4. Avoid applying for new credit. Although you want to fill your home with nice, new things, stick with items you can afford now instead. Rather than applying for more credit, give your credit score some time to recover. Cut back in other areas so you can save for affordable home furnishings and décor to make your new house a home.

Credit Karma™ is a completely free credit management service that provides free credit scores, financial education, and personalized savings recommendations. We help more than 3 million consumers realize the everyday cost savings of having a good credit score.

  • http://senseofcents.blogspot.com/ Michelle

    This is a great post.  I bought a house around 2 years ago and I noticed that it was affecting me.

  • http://www.blake.co.za/blog/ Jade

    Great information credit karma.

  • http://www.imperialstructuredsettlements.com Tiffany

    When I bought a house a few years ago I noticed that at first my score dropped but only slightly basically because I added a huge debt.  However after about 6-8 months of payments on the mortgage my score actually increased.  Not sure if it was the norm but ended up helping my score.

    • http://twitter.com/CreditKarma CreditKarma
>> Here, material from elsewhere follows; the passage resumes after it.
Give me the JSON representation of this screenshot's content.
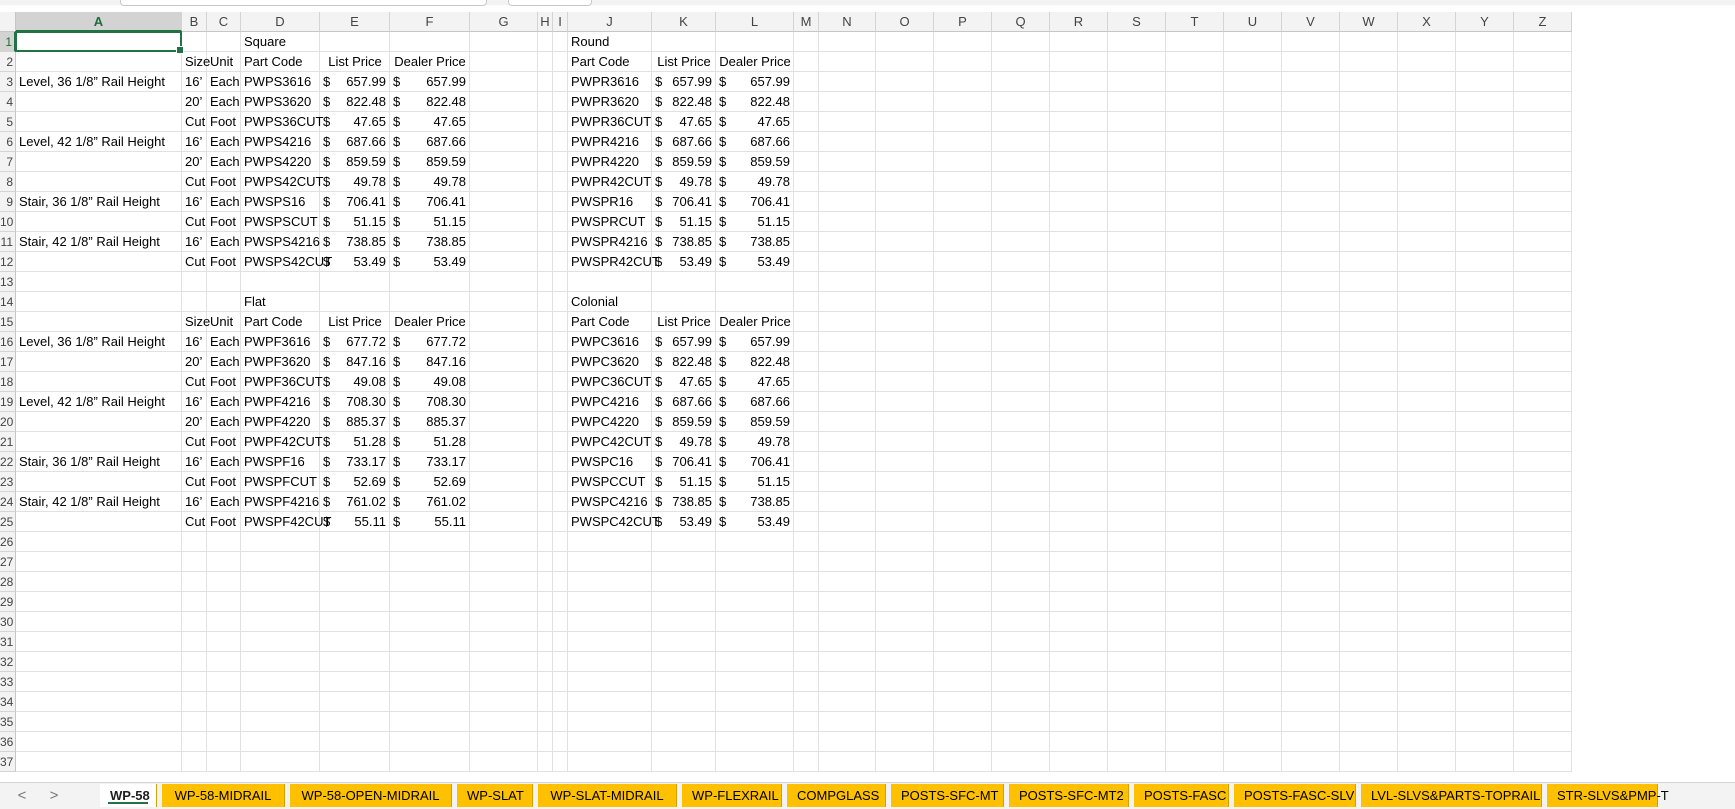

      Hi, Tiffany! Although your mortgage initially dropped your score, it’s definitely normal that a mortgage will build your credit score over the long-term. Congrats on making moves to build your credit!